*** RECORDS Section Begins ***
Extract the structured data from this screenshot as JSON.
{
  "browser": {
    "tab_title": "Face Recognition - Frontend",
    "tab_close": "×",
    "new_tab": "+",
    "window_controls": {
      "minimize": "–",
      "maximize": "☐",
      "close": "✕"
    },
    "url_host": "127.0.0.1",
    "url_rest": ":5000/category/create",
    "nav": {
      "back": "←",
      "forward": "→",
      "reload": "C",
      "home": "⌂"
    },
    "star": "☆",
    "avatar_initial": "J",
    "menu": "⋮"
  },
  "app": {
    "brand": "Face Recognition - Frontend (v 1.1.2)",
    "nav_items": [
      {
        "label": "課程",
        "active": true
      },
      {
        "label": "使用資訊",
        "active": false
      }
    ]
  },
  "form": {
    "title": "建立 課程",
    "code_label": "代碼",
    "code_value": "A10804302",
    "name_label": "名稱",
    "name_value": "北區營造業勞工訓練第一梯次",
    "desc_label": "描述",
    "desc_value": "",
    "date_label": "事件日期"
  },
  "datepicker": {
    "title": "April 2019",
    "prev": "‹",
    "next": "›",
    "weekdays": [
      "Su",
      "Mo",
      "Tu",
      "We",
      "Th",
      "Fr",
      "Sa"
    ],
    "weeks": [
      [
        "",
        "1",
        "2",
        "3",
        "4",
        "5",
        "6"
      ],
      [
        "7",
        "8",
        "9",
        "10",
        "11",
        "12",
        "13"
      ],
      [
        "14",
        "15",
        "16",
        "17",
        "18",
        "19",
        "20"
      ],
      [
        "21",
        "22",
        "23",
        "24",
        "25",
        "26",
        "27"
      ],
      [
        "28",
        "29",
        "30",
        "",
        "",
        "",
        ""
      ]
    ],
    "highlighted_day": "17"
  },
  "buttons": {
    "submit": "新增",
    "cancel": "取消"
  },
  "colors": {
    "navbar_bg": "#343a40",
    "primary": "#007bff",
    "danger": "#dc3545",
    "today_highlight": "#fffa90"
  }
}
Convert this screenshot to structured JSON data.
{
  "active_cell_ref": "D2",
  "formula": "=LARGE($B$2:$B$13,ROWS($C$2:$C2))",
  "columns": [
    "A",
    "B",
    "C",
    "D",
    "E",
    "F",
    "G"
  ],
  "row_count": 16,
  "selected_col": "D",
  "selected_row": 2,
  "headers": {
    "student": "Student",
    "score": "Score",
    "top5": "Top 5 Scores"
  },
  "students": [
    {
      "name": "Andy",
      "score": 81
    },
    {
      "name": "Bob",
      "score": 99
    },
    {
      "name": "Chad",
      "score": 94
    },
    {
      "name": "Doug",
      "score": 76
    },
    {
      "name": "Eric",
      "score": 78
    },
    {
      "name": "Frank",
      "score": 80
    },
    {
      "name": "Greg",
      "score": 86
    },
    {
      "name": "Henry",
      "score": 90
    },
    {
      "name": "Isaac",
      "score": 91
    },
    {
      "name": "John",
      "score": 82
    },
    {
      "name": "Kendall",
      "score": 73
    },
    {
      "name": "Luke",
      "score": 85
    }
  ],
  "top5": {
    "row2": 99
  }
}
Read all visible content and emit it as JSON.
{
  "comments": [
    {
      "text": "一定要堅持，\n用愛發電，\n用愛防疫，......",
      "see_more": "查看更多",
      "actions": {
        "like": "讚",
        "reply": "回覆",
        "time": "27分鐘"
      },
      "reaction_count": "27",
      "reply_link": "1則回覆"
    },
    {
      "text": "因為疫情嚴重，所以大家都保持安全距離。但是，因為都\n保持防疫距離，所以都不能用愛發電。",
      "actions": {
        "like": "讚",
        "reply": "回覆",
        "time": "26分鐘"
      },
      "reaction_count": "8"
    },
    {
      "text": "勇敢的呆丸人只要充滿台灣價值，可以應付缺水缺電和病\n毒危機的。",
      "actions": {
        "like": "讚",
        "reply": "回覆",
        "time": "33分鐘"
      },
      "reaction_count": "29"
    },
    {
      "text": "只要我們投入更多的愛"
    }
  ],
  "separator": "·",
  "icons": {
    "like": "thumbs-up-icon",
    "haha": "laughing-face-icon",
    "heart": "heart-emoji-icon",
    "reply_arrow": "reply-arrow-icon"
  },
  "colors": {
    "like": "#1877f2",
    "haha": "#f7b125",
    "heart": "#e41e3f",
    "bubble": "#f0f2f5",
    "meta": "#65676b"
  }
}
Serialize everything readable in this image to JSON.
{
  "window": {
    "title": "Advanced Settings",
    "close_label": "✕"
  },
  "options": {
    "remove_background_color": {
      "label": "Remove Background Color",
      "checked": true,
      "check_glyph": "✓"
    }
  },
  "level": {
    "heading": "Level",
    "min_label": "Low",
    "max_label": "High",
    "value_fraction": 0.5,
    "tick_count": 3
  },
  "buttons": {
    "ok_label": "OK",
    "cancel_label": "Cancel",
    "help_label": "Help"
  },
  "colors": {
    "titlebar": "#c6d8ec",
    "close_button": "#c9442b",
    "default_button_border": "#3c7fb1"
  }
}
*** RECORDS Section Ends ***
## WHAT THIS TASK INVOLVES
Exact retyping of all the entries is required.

## THE ANSWER
Extract the structured data from this screenshot as JSON.
{
  "browser": {
    "tab_title": "Face Recognition - Frontend",
    "tab_close": "×",
    "new_tab": "+",
    "window_controls": {
      "minimize": "–",
      "maximize": "☐",
      "close": "✕"
    },
    "url_host": "127.0.0.1",
    "url_rest": ":5000/category/create",
    "nav": {
      "back": "←",
      "forward": "→",
      "reload": "C",
      "home": "⌂"
    },
    "star": "☆",
    "avatar_initial": "J",
    "menu": "⋮"
  },
  "app": {
    "brand": "Face Recognition - Frontend (v 1.1.2)",
    "nav_items": [
      {
        "label": "課程",
        "active": true
      },
      {
        "label": "使用資訊",
        "active": false
      }
    ]
  },
  "form": {
    "title": "建立 課程",
    "code_label": "代碼",
    "code_value": "A10804302",
    "name_label": "名稱",
    "name_value": "北區營造業勞工訓練第一梯次",
    "desc_label": "描述",
    "desc_value": "",
    "date_label": "事件日期"
  },
  "datepicker": {
    "title": "April 2019",
    "prev": "‹",
    "next": "›",
    "weekdays": [
      "Su",
      "Mo",
      "Tu",
      "We",
      "Th",
      "Fr",
      "Sa"
    ],
    "weeks": [
      [
        "",
        "1",
        "2",
        "3",
        "4",
        "5",
        "6"
      ],
      [
        "7",
        "8",
        "9",
        "10",
        "11",
        "12",
        "13"
      ],
      [
        "14",
        "15",
        "16",
        "17",
        "18",
        "19",
        "20"
      ],
      [
        "21",
        "22",
        "23",
        "24",
        "25",
        "26",
        "27"
      ],
      [
        "28",
        "29",
        "30",
        "",
        "",
        "",
        ""
      ]
    ],
    "highlighted_day": "17"
  },
  "buttons": {
    "submit": "新增",
    "cancel": "取消"
  },
  "colors": {
    "navbar_bg": "#343a40",
    "primary": "#007bff",
    "danger": "#dc3545",
    "today_highlight": "#fffa90"
  }
}
Convert this screenshot to structured JSON data.
{
  "active_cell_ref": "D2",
  "formula": "=LARGE($B$2:$B$13,ROWS($C$2:$C2))",
  "columns": [
    "A",
    "B",
    "C",
    "D",
    "E",
    "F",
    "G"
  ],
  "row_count": 16,
  "selected_col": "D",
  "selected_row": 2,
  "headers": {
    "student": "Student",
    "score": "Score",
    "top5": "Top 5 Scores"
  },
  "students": [
    {
      "name": "Andy",
      "score": 81
    },
    {
      "name": "Bob",
      "score": 99
    },
    {
      "name": "Chad",
      "score": 94
    },
    {
      "name": "Doug",
      "score": 76
    },
    {
      "name": "Eric",
      "score": 78
    },
    {
      "name": "Frank",
      "score": 80
    },
    {
      "name": "Greg",
      "score": 86
    },
    {
      "name": "Henry",
      "score": 90
    },
    {
      "name": "Isaac",
      "score": 91
    },
    {
      "name": "John",
      "score": 82
    },
    {
      "name": "Kendall",
      "score": 73
    },
    {
      "name": "Luke",
      "score": 85
    }
  ],
  "top5": {
    "row2": 99
  }
}
Read all visible content and emit it as JSON.
{
  "comments": [
    {
      "text": "一定要堅持，\n用愛發電，\n用愛防疫，......",
      "see_more": "查看更多",
      "actions": {
        "like": "讚",
        "reply": "回覆",
        "time": "27分鐘"
      },
      "reaction_count": "27",
      "reply_link": "1則回覆"
    },
    {
      "text": "因為疫情嚴重，所以大家都保持安全距離。但是，因為都\n保持防疫距離，所以都不能用愛發電。",
      "actions": {
        "like": "讚",
        "reply": "回覆",
        "time": "26分鐘"
      },
      "reaction_count": "8"
    },
    {
      "text": "勇敢的呆丸人只要充滿台灣價值，可以應付缺水缺電和病\n毒危機的。",
      "actions": {
        "like": "讚",
        "reply": "回覆",
        "time": "33分鐘"
      },
      "reaction_count": "29"
    },
    {
      "text": "只要我們投入更多的愛"
    }
  ],
  "separator": "·",
  "icons": {
    "like": "thumbs-up-icon",
    "haha": "laughing-face-icon",
    "heart": "heart-emoji-icon",
    "reply_arrow": "reply-arrow-icon"
  },
  "colors": {
    "like": "#1877f2",
    "haha": "#f7b125",
    "heart": "#e41e3f",
    "bubble": "#f0f2f5",
    "meta": "#65676b"
  }
}
Serialize everything readable in this image to JSON.
{
  "window": {
    "title": "Advanced Settings",
    "close_label": "✕"
  },
  "options": {
    "remove_background_color": {
      "label": "Remove Background Color",
      "checked": true,
      "check_glyph": "✓"
    }
  },
  "level": {
    "heading": "Level",
    "min_label": "Low",
    "max_label": "High",
    "value_fraction": 0.5,
    "tick_count": 3
  },
  "buttons": {
    "ok_label": "OK",
    "cancel_label": "Cancel",
    "help_label": "Help"
  },
  "colors": {
    "titlebar": "#c6d8ec",
    "close_button": "#c9442b",
    "default_button_border": "#3c7fb1"
  }
}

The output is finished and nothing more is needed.